A very distinguishing record, the band do not refrain from showing their own colours, their unique sound setting them up to stand out from start to finish. The album opens up with their 2019 single, the snazzy, jazzy, and yet still moody Right Around The Clock, blending lead singer Asha Lorenz’s unimpressed, almost sexual vocals, with the dark and bouncy saxophone-heavy track co-produced by the great James Dring (Gorillaz, Blur, Lana Del Rey). The song is full of captivating sass, lyrical sarcasm, and a sizeable Tears For Fears reference, helping further the message of the song, which regards, an obsession with fame and those who have it.
Other equally as moody (and complex) tracks such as In Unison, and Rock ‘n’ Roll Star boast an intricate, smooth production, continuing the ‘jazzy’ feel to the entire record, which is fitting, as Domino Records, the groups label, has confirmed they were inspired by Tony Bennet during the creation of the album. The overall effect being a melancholic, somewhat passive-aggressive, sophisticated and consistent record that demonstrates their impressive prowess, both lyrically and sonically.
With lyrics like ‘I was nervous as hell, a bottomless pit/Snakes didn’t even scare me quite like you did’, Sorry sometimes even come across as a more melody-driven Smashing Pumpkins, with the constant basslines and half-whispering/whimpering/confessional vocals of Snakes, the third track on the album. The seamless combinations of various genre elements bring the project together, with moment’s like the Blondie-esque guitar intro on Starstruck, paired with the lyrics and production that makes the band come across as the edgier, more show-offy cousin of fellow London indie band, The xx. There are indie-electronica leaning characteristics in every track, as well as some subdued-grunge components, and a big shoegaze/dreampop influence as well, aiding the sonic landscape that is 925 to reach it’s intended imagery as portrayed in it’s lyrics.

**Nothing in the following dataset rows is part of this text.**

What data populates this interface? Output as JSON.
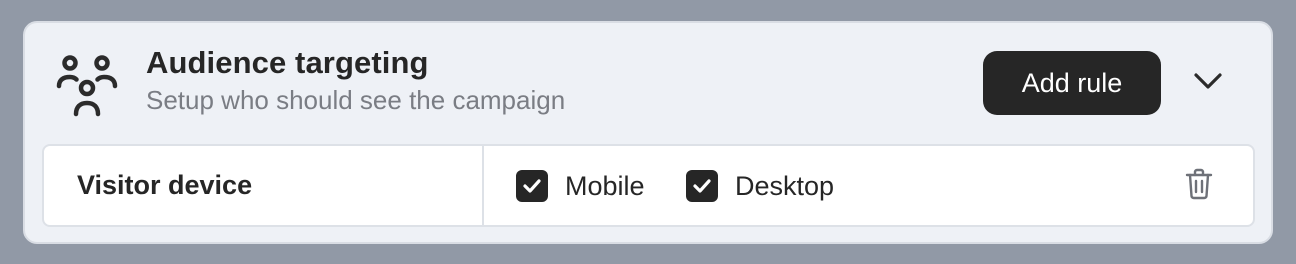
{
  "panel": {
    "icon": "users-group-icon",
    "title": "Audience targeting",
    "subtitle": "Setup who should see the campaign",
    "add_rule_label": "Add rule",
    "collapse_icon": "chevron-down-icon"
  },
  "rule": {
    "label": "Visitor device",
    "options": [
      {
        "label": "Mobile",
        "checked": true
      },
      {
        "label": "Desktop",
        "checked": true
      }
    ],
    "delete_icon": "trash-icon"
  },
  "colors": {
    "background": "#9199a6",
    "panel": "#eef1f6",
    "button": "#262626",
    "checkbox": "#262626",
    "subtitle": "#7a7d84"
  }
}
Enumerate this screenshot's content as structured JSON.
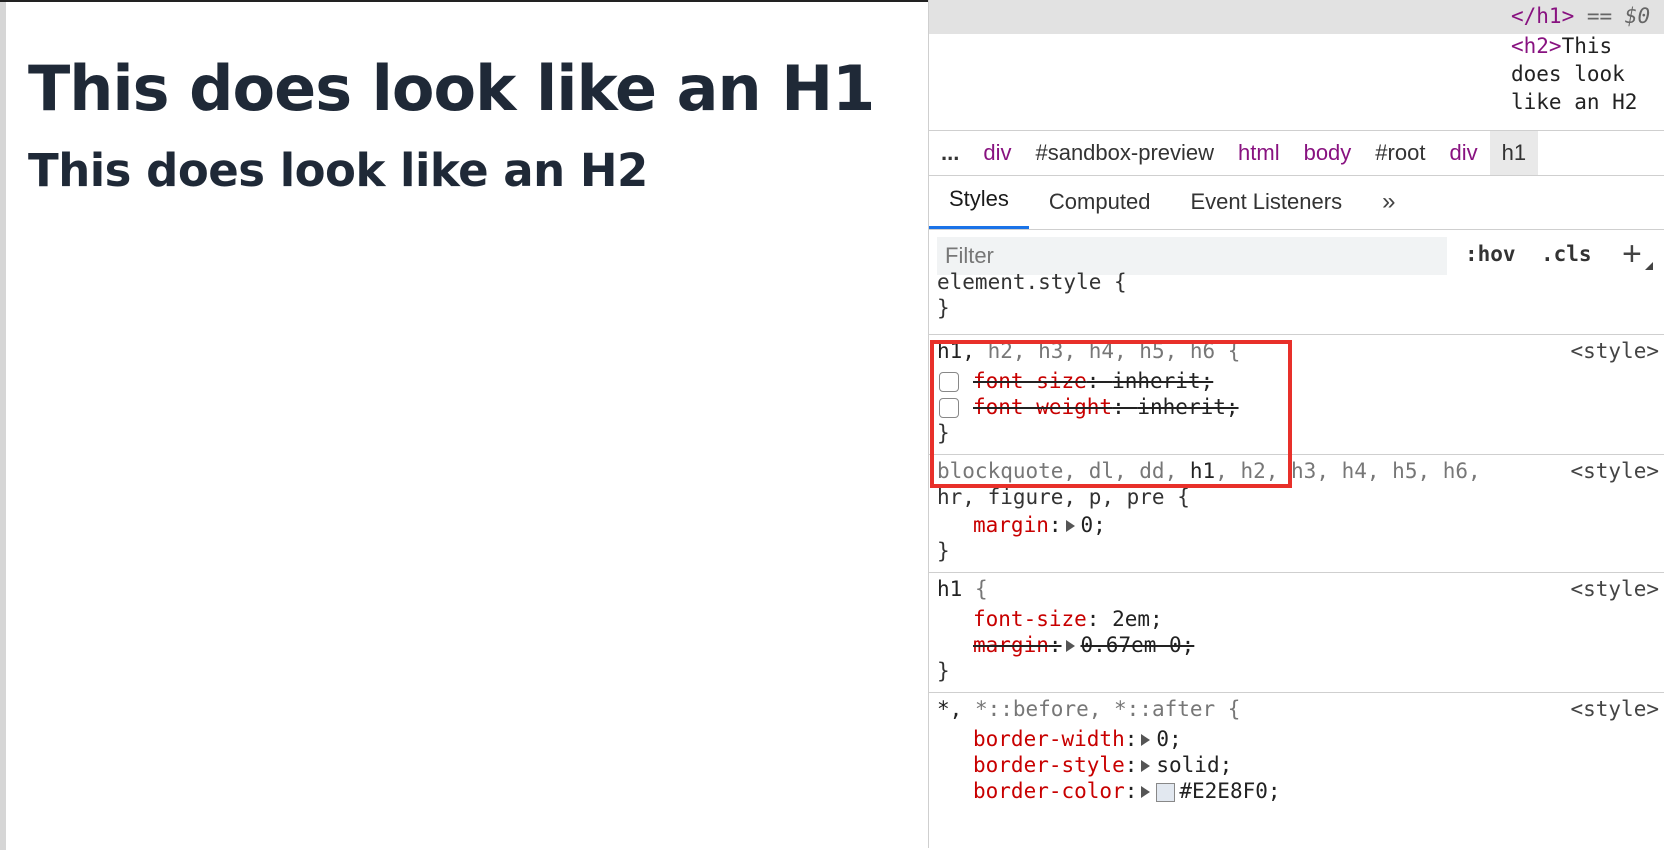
{
  "preview": {
    "h1_text": "This does look like an H1",
    "h2_text": "This does look like an H2"
  },
  "elements": {
    "close_h1_tag": "</h1>",
    "dollar_marker": "== $0",
    "h2_open_tag": "<h2>",
    "h2_text_line1": "This",
    "h2_text_line2": "does look",
    "h2_text_line3": "like an H2"
  },
  "breadcrumb": {
    "items": [
      "...",
      "div",
      "#sandbox-preview",
      "html",
      "body",
      "#root",
      "div",
      "h1"
    ]
  },
  "tabs": {
    "items": [
      "Styles",
      "Computed",
      "Event Listeners"
    ],
    "more": "»"
  },
  "filter": {
    "placeholder": "Filter",
    "hov": ":hov",
    "cls": ".cls",
    "add": "+"
  },
  "rules": {
    "element_style": {
      "selector": "element.style {",
      "close": "}"
    },
    "headings_reset": {
      "selector_match": "h1,",
      "selector_rest": " h2, h3, h4, h5, h6 {",
      "source": "<style>",
      "props": [
        {
          "name": "font-size",
          "value": "inherit;"
        },
        {
          "name": "font-weight",
          "value": "inherit;"
        }
      ],
      "close": "}"
    },
    "block_reset": {
      "selector_part1": "blockquote, dl, dd, ",
      "selector_match": "h1",
      "selector_part2": ", h2, h3, h4, h5, h6,",
      "selector_line2": "hr, figure, p, pre {",
      "source": "<style>",
      "prop": "margin",
      "value": "0;",
      "close": "}"
    },
    "h1_rule": {
      "selector_match": "h1",
      "selector_rest": " {",
      "source": "<style>",
      "prop1": "font-size",
      "value1": "2em;",
      "prop2": "margin",
      "value2": "0.67em 0;",
      "close": "}"
    },
    "universal": {
      "selector_match": "*,",
      "selector_rest": " *::before, *::after {",
      "source": "<style>",
      "prop1": "border-width",
      "value1": "0;",
      "prop2": "border-style",
      "value2": "solid;",
      "prop3": "border-color",
      "value3": "#E2E8F0;"
    }
  },
  "colors": {
    "highlight_box": "#e8302a",
    "css_property": "#c80000",
    "dom_tag": "#881280",
    "active_tab_underline": "#1a73e8",
    "heading_text": "#1f2937",
    "swatch": "#E2E8F0"
  }
}
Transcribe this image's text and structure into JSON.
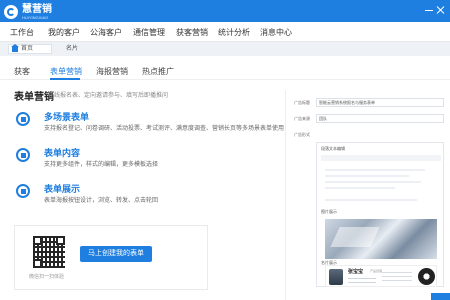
{
  "app": {
    "name": "慧营销",
    "subtitle": "HUIYINGXIAO"
  },
  "mainnav": [
    {
      "label": "工作台"
    },
    {
      "label": "我的客户"
    },
    {
      "label": "公海客户"
    },
    {
      "label": "通信管理"
    },
    {
      "label": "获客营销"
    },
    {
      "label": "统计分析"
    },
    {
      "label": "消息中心"
    }
  ],
  "tabs": {
    "home": "首页",
    "card": "名片"
  },
  "subtabs": [
    {
      "label": "获客"
    },
    {
      "label": "表单营销"
    },
    {
      "label": "海报营销"
    },
    {
      "label": "热点推广"
    }
  ],
  "section": {
    "title": "表单营销",
    "desc": "在线报名表、定向邀请参与、填写后即播推问"
  },
  "features": [
    {
      "title": "多场景表单",
      "desc": "支持报名登记、问卷调研、活动投票、考试测评、满意度调查、营销长页等多场景表单使用",
      "icon": "form-scene-icon"
    },
    {
      "title": "表单内容",
      "desc": "支持更多组件，样式的编辑，更多模板选择",
      "icon": "form-content-icon"
    },
    {
      "title": "表单展示",
      "desc": "表单海报按钮设计，浏览、转发、点击轮回",
      "icon": "form-display-icon"
    }
  ],
  "qr": {
    "caption": "微信扫一扫体验",
    "button": "马上创建我的表单"
  },
  "panel": {
    "fields": [
      {
        "label": "广告标题",
        "value": "智能云营销系统报名与服务表单"
      },
      {
        "label": "广告来源",
        "value": "团队"
      },
      {
        "label": "广告形式",
        "value": ""
      }
    ],
    "editor_head": "段落文本编辑",
    "img_label": "图片展示",
    "card_label": "名片展示",
    "card": {
      "name": "张宝宝",
      "role": "产品经理"
    }
  },
  "colors": {
    "brand": "#1f7fe0",
    "nav_bg": "#ffffff",
    "tabstrip": "#eef1f5"
  }
}
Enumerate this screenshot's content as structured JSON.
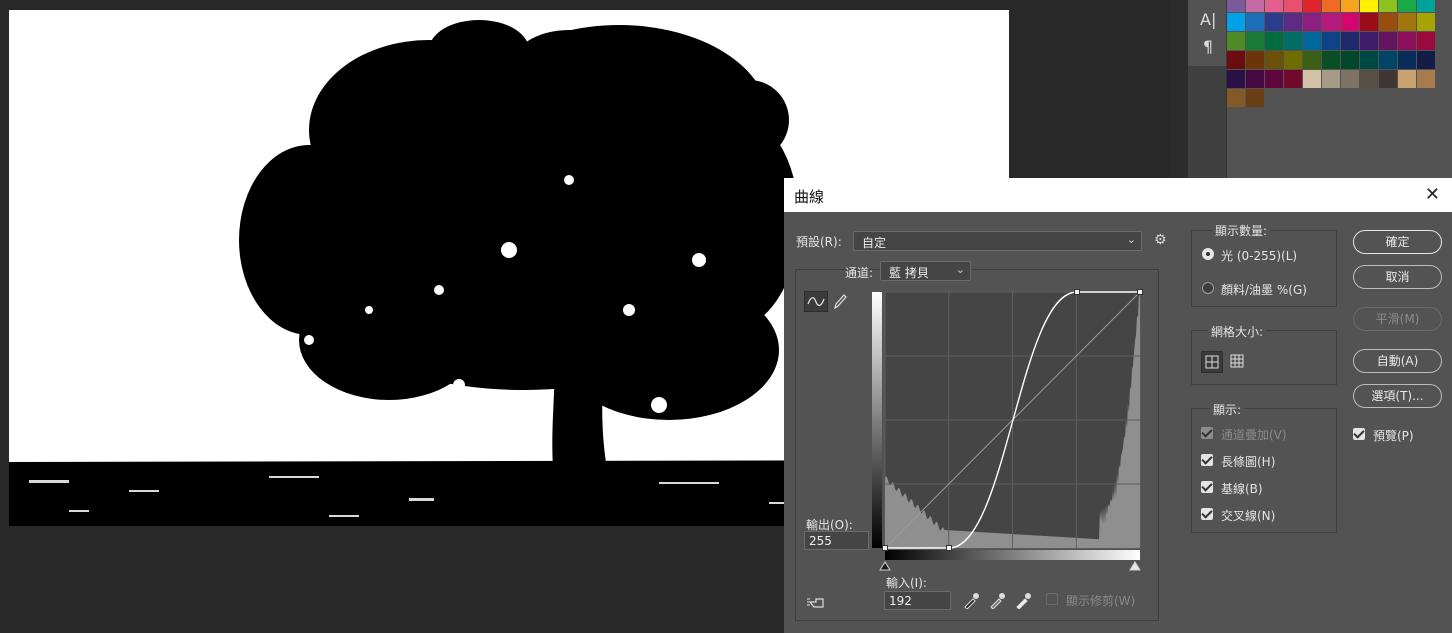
{
  "side_panel": {
    "tools": [
      {
        "glyph": "A|",
        "icon": "character-panel-icon"
      },
      {
        "glyph": "¶",
        "icon": "paragraph-panel-icon"
      }
    ],
    "swatches": [
      [
        "#7b5a9c",
        "#c46aa6",
        "#e45f8e",
        "#e94f6f",
        "#e2232c",
        "#ef6a24",
        "#f5a321",
        "#fff100",
        "#8dc21f",
        "#1ba948",
        "#00a29a"
      ],
      [
        "#00a1e9",
        "#1d6fb8",
        "#2c3d8d",
        "#5d2a86",
        "#8d1f83",
        "#b71a7d",
        "#d5076f",
        "#9c0c18",
        "#9a4d0d",
        "#a1760c",
        "#a5a400"
      ],
      [
        "#4e8a26",
        "#1c7a38",
        "#016c3e",
        "#006d66",
        "#00689c",
        "#0f4387",
        "#1e2a6c",
        "#3f1b6a",
        "#64145f",
        "#8b0f59",
        "#9b0a3f"
      ],
      [
        "#6a0c10",
        "#6d3409",
        "#6e5108",
        "#6f6d00",
        "#3c5f17",
        "#0a4f24",
        "#00482b",
        "#004844",
        "#004466",
        "#0a2c5a",
        "#141d48"
      ],
      [
        "#2b1047",
        "#440a40",
        "#5f073c",
        "#70092b",
        "#d4c2a6",
        "#a79a86",
        "#7e7363",
        "#574e45",
        "#3e3733",
        "#c9a36f",
        "#a67c4e"
      ],
      [
        "#85582a",
        "#6a3e14"
      ]
    ]
  },
  "dialog": {
    "title": "曲線",
    "preset_label": "預設(R):",
    "preset_value": "自定",
    "channel_label": "通道:",
    "channel_value": "藍 拷貝",
    "output_label": "輸出(O):",
    "output_value": "255",
    "input_label": "輸入(I):",
    "input_value": "192",
    "show_clipping_label": "顯示修剪(W)",
    "show_amount": {
      "title": "顯示數量:",
      "light": "光 (0-255)(L)",
      "pigment": "顏料/油墨 %(G)",
      "selected": "light"
    },
    "grid_size": {
      "title": "網格大小:",
      "selected": "simple"
    },
    "show": {
      "title": "顯示:",
      "items": [
        {
          "label": "通道疊加(V)",
          "checked": true,
          "disabled": true
        },
        {
          "label": "長條圖(H)",
          "checked": true,
          "disabled": false
        },
        {
          "label": "基線(B)",
          "checked": true,
          "disabled": false
        },
        {
          "label": "交叉線(N)",
          "checked": true,
          "disabled": false
        }
      ]
    },
    "buttons": {
      "ok": "確定",
      "cancel": "取消",
      "smooth": "平滑(M)",
      "auto": "自動(A)",
      "options": "選項(T)..."
    },
    "preview_label": "預覽(P)",
    "preview_checked": true,
    "curve": {
      "points": [
        [
          0,
          0
        ],
        [
          64,
          0
        ],
        [
          192,
          255
        ],
        [
          255,
          255
        ]
      ]
    }
  }
}
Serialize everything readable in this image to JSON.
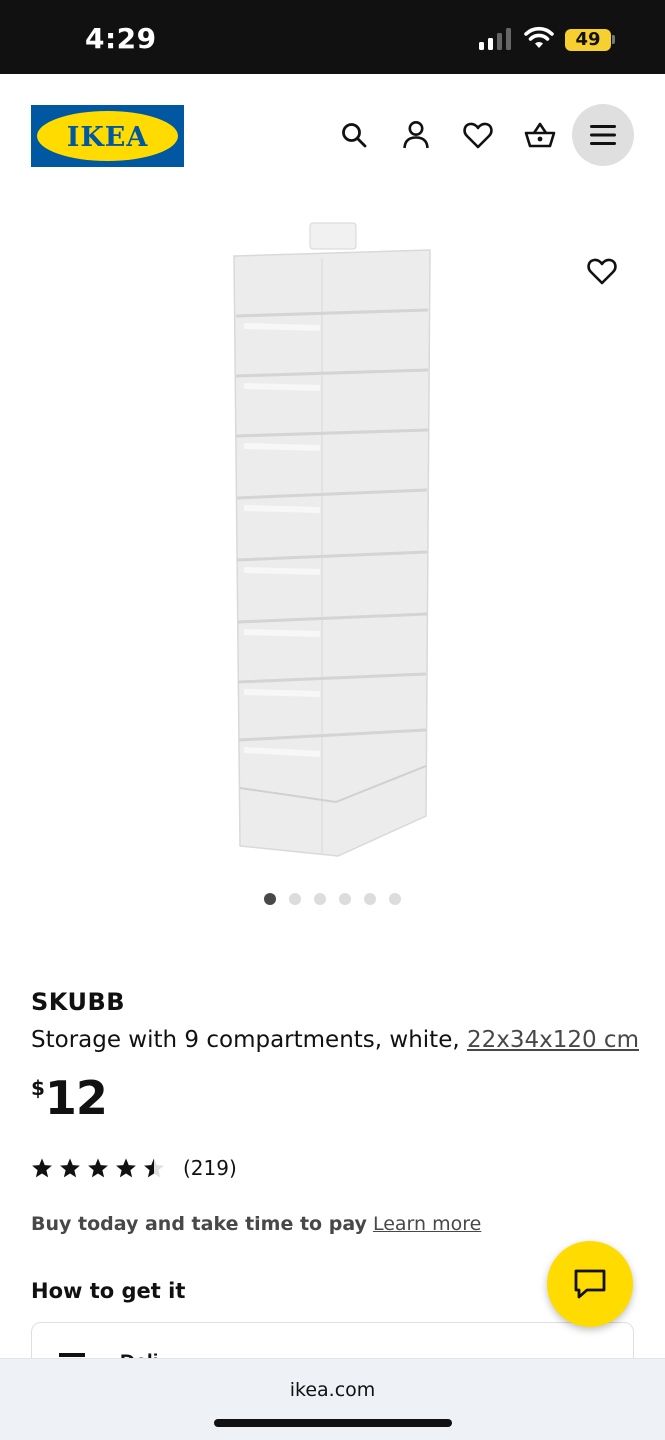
{
  "status_bar": {
    "time": "4:29",
    "battery": "49"
  },
  "header": {
    "logo_text": "IKEA",
    "icons": [
      "search-icon",
      "account-icon",
      "heart-icon",
      "basket-icon",
      "menu-icon"
    ]
  },
  "gallery": {
    "image_count": 6,
    "active_index": 0
  },
  "product": {
    "name": "SKUBB",
    "description": "Storage with 9 compartments, white, ",
    "dimensions": "22x34x120 cm",
    "currency": "$",
    "price": "12",
    "rating": 4.5,
    "review_count": "(219)"
  },
  "payment": {
    "text": "Buy today and take time to pay",
    "link": "Learn more"
  },
  "how_to_get": {
    "title": "How to get it",
    "delivery_label": "Deli"
  },
  "colors": {
    "ikea_blue": "#0058a3",
    "ikea_yellow": "#ffdb00"
  },
  "browser": {
    "url": "ikea.com"
  }
}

An almost feverish energy is present among some of the songs on the record, such as Wolf, as we realise the record swings fluidly back and forth between bitter-sweet and what the bands label have described as ‘hellish’, a sort of Jekyll/Hyde of indie rock, using the mysterious cloak-and-dagger sound to achieve a confused, emotional, and elaborate record. True unique and independent artistry at it’s best, Sorry’s 925 is an album well worth the wait, an extraordinary first full-length record, full to the brim of innovative and delicate energy that could rival that of Bon Iver, all the while being one of the most unique records you’ll hear all year.